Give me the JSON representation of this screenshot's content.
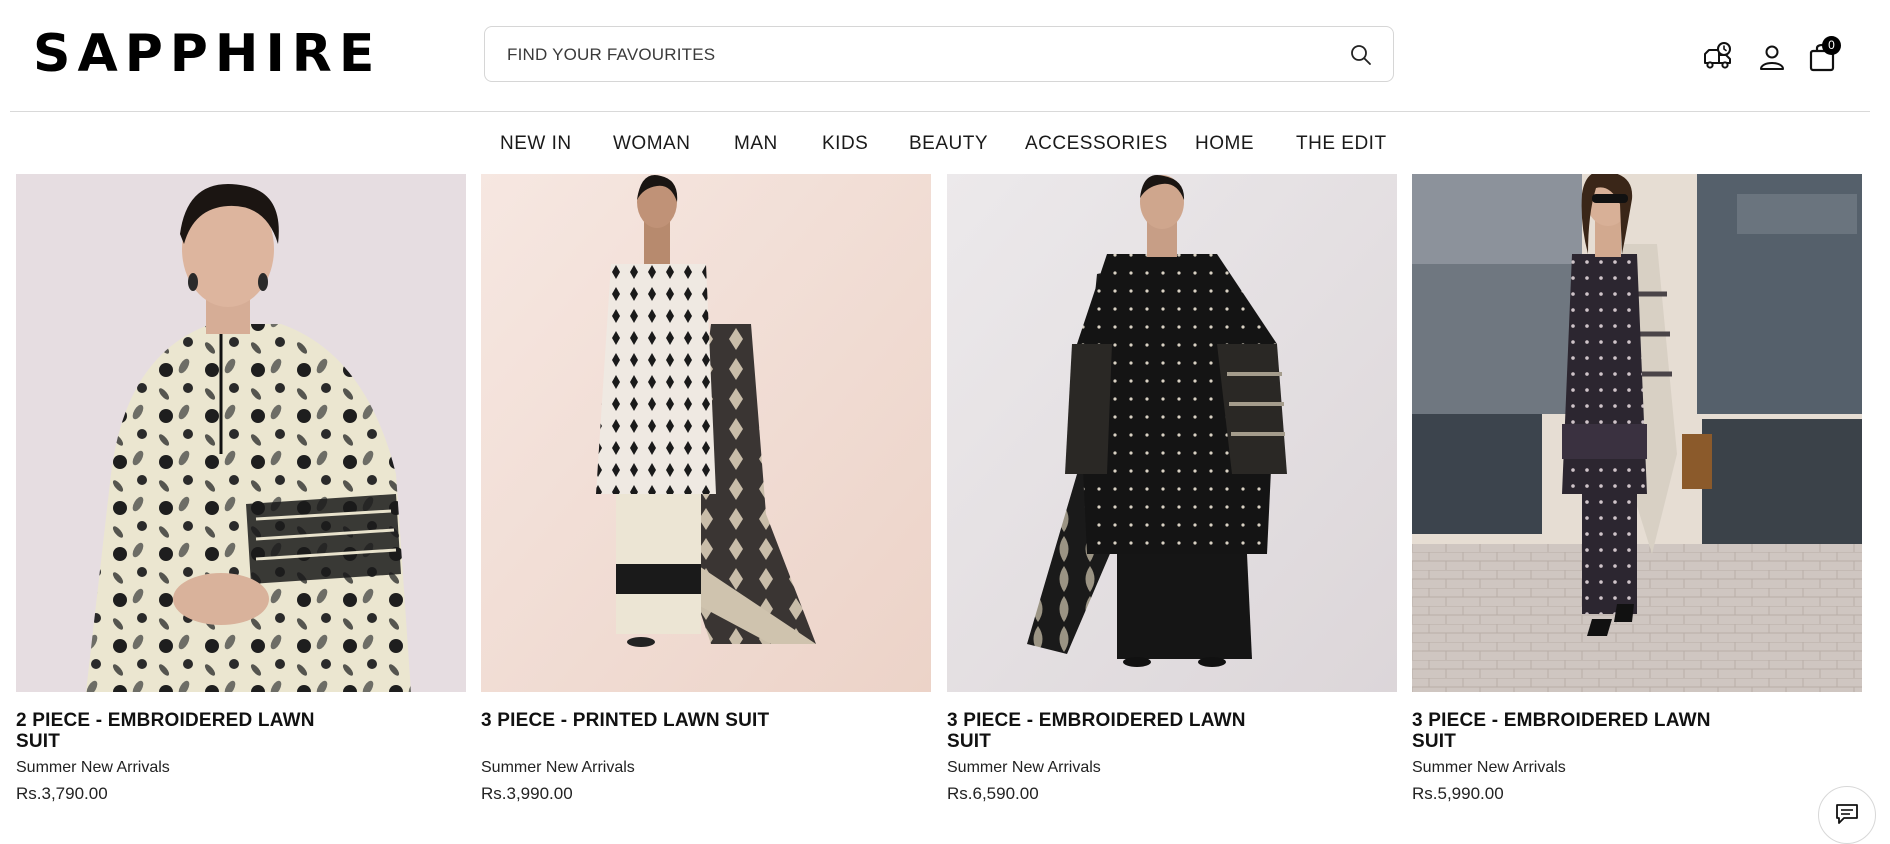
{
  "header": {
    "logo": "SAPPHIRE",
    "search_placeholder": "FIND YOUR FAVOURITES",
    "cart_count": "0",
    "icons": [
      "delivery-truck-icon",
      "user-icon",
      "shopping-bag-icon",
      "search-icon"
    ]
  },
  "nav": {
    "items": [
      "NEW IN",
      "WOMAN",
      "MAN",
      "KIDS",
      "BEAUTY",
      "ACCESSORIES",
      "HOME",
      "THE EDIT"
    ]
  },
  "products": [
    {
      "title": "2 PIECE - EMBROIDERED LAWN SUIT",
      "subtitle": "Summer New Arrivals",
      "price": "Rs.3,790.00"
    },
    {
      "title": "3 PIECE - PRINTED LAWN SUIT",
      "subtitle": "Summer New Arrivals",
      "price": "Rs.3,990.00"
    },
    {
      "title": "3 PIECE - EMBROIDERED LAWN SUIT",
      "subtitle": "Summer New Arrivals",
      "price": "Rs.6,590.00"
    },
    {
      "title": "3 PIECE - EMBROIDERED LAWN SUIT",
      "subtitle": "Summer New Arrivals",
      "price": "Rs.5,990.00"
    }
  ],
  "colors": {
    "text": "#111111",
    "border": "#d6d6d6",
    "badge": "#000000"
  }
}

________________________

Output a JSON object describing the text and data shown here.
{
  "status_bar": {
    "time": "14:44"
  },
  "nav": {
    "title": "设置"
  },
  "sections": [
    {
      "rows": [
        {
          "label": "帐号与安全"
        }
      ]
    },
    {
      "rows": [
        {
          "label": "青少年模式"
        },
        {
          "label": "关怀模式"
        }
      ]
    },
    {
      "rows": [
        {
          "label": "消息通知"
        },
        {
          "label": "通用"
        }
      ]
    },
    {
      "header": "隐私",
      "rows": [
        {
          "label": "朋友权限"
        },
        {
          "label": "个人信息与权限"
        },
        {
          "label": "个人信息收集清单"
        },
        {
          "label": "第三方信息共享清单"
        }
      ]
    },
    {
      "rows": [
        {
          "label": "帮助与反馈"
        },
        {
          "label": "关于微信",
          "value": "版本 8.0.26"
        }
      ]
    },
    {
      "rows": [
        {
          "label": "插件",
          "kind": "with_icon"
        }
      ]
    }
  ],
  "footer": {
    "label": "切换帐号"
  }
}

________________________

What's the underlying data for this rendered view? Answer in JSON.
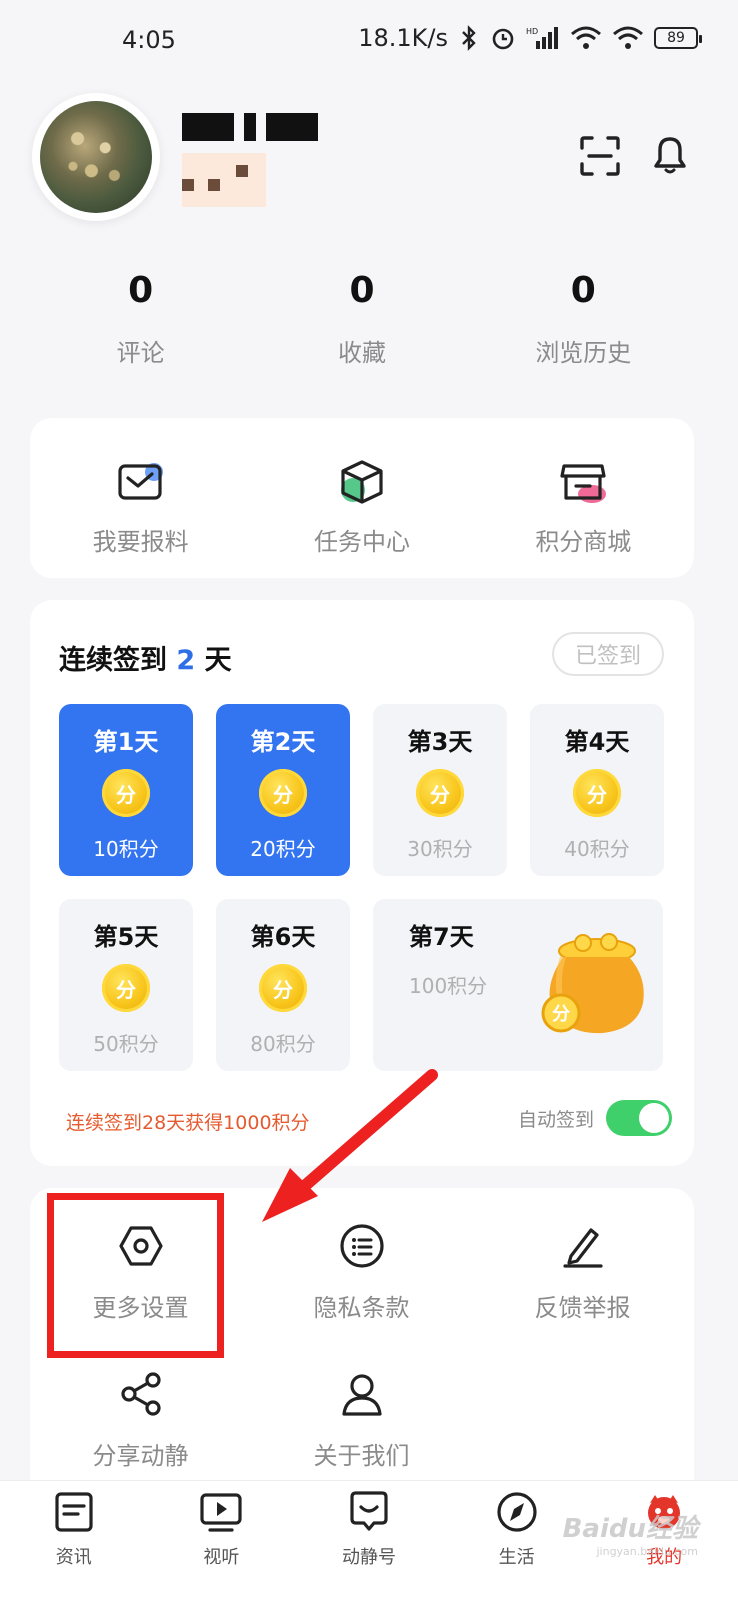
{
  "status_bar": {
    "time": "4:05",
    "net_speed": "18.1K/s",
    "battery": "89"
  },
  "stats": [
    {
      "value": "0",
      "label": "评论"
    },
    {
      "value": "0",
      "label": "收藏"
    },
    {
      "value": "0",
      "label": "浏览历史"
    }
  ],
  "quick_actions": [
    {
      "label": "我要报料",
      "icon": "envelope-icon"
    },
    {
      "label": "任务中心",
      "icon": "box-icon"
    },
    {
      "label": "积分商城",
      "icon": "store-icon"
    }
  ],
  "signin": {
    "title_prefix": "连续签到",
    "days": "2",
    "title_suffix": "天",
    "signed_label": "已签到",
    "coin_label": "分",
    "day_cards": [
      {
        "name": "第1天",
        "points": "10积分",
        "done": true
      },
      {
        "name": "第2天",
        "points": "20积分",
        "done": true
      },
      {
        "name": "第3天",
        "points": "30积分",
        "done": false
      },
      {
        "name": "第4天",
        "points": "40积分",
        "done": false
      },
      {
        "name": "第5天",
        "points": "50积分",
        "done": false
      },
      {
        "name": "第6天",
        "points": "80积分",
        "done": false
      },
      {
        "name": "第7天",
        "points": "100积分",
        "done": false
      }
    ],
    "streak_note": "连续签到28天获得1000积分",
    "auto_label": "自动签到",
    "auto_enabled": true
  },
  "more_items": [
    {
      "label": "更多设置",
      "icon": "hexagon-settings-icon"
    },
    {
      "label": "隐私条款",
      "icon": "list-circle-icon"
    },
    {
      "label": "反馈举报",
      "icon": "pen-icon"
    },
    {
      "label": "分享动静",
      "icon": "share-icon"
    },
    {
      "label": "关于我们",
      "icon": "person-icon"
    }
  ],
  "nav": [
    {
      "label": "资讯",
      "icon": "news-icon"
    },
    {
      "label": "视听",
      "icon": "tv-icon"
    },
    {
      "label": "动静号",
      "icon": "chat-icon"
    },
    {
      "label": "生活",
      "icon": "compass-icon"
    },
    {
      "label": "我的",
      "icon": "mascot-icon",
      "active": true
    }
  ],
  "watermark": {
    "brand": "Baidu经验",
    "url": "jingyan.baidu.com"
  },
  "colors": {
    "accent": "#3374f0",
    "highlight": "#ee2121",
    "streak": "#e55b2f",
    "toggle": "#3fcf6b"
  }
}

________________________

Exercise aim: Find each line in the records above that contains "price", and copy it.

Solution:
      "price": "Rs.3,790.00"
      "price": "Rs.3,990.00"
      "price": "Rs.6,590.00"
      "price": "Rs.5,990.00"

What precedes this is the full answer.